The ghost who made the biggest impression in that production was the ghost of Christmas present, a huge, happy sybaritic reveler in a fur-trimmed robe who sang, "A verrrry, a merrry -- a very, merry, Chrissss-muss," while raising a goblet in a toast.

Some years, close to Christmas or just after, Mary Martin would fly into the national living room as "Peter Pan." If you were there for that, there's little chance you will ever forget it. And when Peter said to clap, you clapped. You clapped until Tinker Bell blinked back to life.

Today's "Care Bear" kids and fledgling "Masters of the Universe" probably wouldn't understand.

In those days, many TV shows were still sponsored by a single company, and sponsors would declare with glittering munificence that this or that special or series episode was a holiday gift, from their house to ours -- a kind of largesse oblige. Nobody believed this to be a humanitarian gesture, but it did seem a way of thanking customers for the year's business.
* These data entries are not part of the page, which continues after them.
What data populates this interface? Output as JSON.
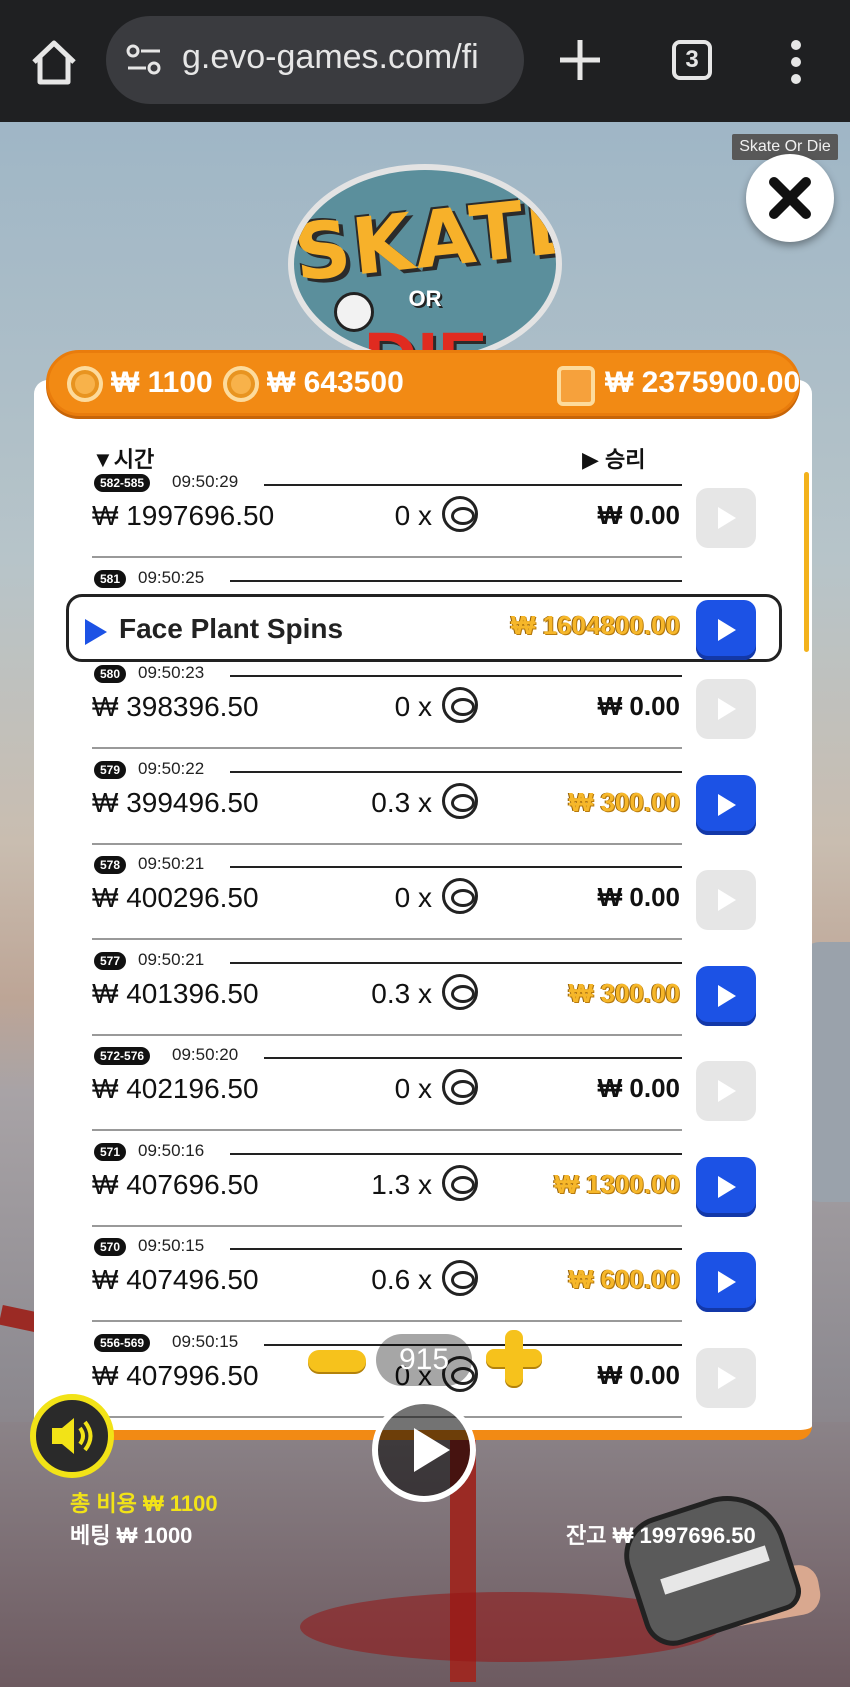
{
  "browser": {
    "url": "g.evo-games.com/fi",
    "tab_count": "3"
  },
  "game": {
    "title_tag": "Skate Or Die",
    "logo": {
      "line1": "SKATE",
      "line2": "OR",
      "line3": "DIE"
    }
  },
  "stats": {
    "bet_cost": "₩ 1100",
    "total_win": "₩ 643500",
    "wallet": "₩ 2375900.00"
  },
  "history": {
    "col_time": "▼시간",
    "col_win": "▶ 승리",
    "rows": [
      {
        "badge": "582-585",
        "time": "09:50:29",
        "balance": "₩ 1997696.50",
        "mult": "0 x",
        "win": "₩ 0.00",
        "gold": false,
        "replay": false
      },
      {
        "badge": "581",
        "time": "09:50:25",
        "feature": "Face Plant Spins",
        "win": "₩ 1604800.00",
        "gold": true,
        "replay": true
      },
      {
        "badge": "580",
        "time": "09:50:23",
        "balance": "₩ 398396.50",
        "mult": "0 x",
        "win": "₩ 0.00",
        "gold": false,
        "replay": false
      },
      {
        "badge": "579",
        "time": "09:50:22",
        "balance": "₩ 399496.50",
        "mult": "0.3 x",
        "win": "₩ 300.00",
        "gold": true,
        "replay": true
      },
      {
        "badge": "578",
        "time": "09:50:21",
        "balance": "₩ 400296.50",
        "mult": "0 x",
        "win": "₩ 0.00",
        "gold": false,
        "replay": false
      },
      {
        "badge": "577",
        "time": "09:50:21",
        "balance": "₩ 401396.50",
        "mult": "0.3 x",
        "win": "₩ 300.00",
        "gold": true,
        "replay": true
      },
      {
        "badge": "572-576",
        "time": "09:50:20",
        "balance": "₩ 402196.50",
        "mult": "0 x",
        "win": "₩ 0.00",
        "gold": false,
        "replay": false
      },
      {
        "badge": "571",
        "time": "09:50:16",
        "balance": "₩ 407696.50",
        "mult": "1.3 x",
        "win": "₩ 1300.00",
        "gold": true,
        "replay": true
      },
      {
        "badge": "570",
        "time": "09:50:15",
        "balance": "₩ 407496.50",
        "mult": "0.6 x",
        "win": "₩ 600.00",
        "gold": true,
        "replay": true
      },
      {
        "badge": "556-569",
        "time": "09:50:15",
        "balance": "₩ 407996.50",
        "mult": "0 x",
        "win": "₩ 0.00",
        "gold": false,
        "replay": false
      }
    ]
  },
  "controls": {
    "spin_count": "915"
  },
  "footer": {
    "total_cost": "총 비용  ₩ 1100",
    "bet": "베팅  ₩ 1000",
    "balance": "잔고  ₩ 1997696.50"
  },
  "colors": {
    "accent_orange": "#f28a14",
    "replay_blue": "#1c52e5",
    "win_gold": "#f6b72a"
  }
}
It was generally understood that Christmas was no time for the hard sell.

There was, relatively speaking, peace on earth. And in the air.

Nor was television perceived then as the master manipulator and image enhancer it has since become. It was greatly respected for its instantly evident selling power, yes, but the audience was respected, too. Broadcasters considered themselves holders of a public trust, and the FCC was there to make sure they honored that compact, not just at Christmas time but all year long.

The FCC doesn't do that anymore, of course; it serves the broadcasters and their financial interests now. Television has become a battering blitz of coercive importunings, one that never ceases or relents, and one that is no particular respecter of holidays. If the animals talked now, computer chips would probably be responsible, and the animals would either try to sell you something or warn you off drugs.

TV's big national stars all did special holiday shows in the '50s: Jackie Gleason, Red Skelton, Dinah Shore, Perry Como, Milton Berle, and "Arthur Godfrey and all the little Godfreys." Musical programs like "The Bell Telephone Hour" and "The Voice of Firestone" offered Christmas concerts. Rock hadn't taken over yet; other kinds of music were still allowed.

Computers and their chips hadn't taken over either. And there were no home shopping networks; you went out to shop in actual stores, as God intended. There was only one telephone company, and it didn't offer any dial-a-porn services. And there was no cable TV, which meant that there was no cable TV to break down every day.

We could go on and on. We usually do, at least at Christmas. Something about Christmas always reminds you of when things were better. You remember when you actually loved the sight (also the touch, taste and feel) of snow. In terms of television, the only good thing we have now that we didn't have then is David Letterman. And even then we had Steve Allen and Ernie Kovacs, and they were just about as funny.

The thing is, of all the things that seem to have been better then than they are now, television actually was. Yes, Virginia, there was a golden age. At times it lit up the house. It ended about 1960, when film and tape and big business took over for good.

There was no real stigma against becoming sentimental and misty, weepy even, on TV at Christmas time. Thus it was that George S. Kaufman, the great American playwright and critic, almost got himself banned from TV when he complained on a game show that he didn't want to hear "Silent Night" again. Everybody else did. Or at least had to say they did.

To be young when TV was young was a privilege and an adventure, as improbable as that may sound now. No one will ever be able to experience it just the way we did then. It isn't on tape, and it isn't on film. It is only playing in the mind's eye, and some of it has even found a place in the heart -- right next to snowball fights in vacant lots and mad rushes downstairs on Christmas morning.

It's there next to your brother's model airplanes and your sister's stuffed animals, your mother's carefully decorated cookies and your father's heroic struggles with the tree, the turkey and the training wheels that went on the back of the bicycle. Television was part of that. It was like Peter Pan's Never-Never Land then: "a place where dreams are born, and time is never planned."

At Christmas, if only for tiny fading moments, it can seem that way again.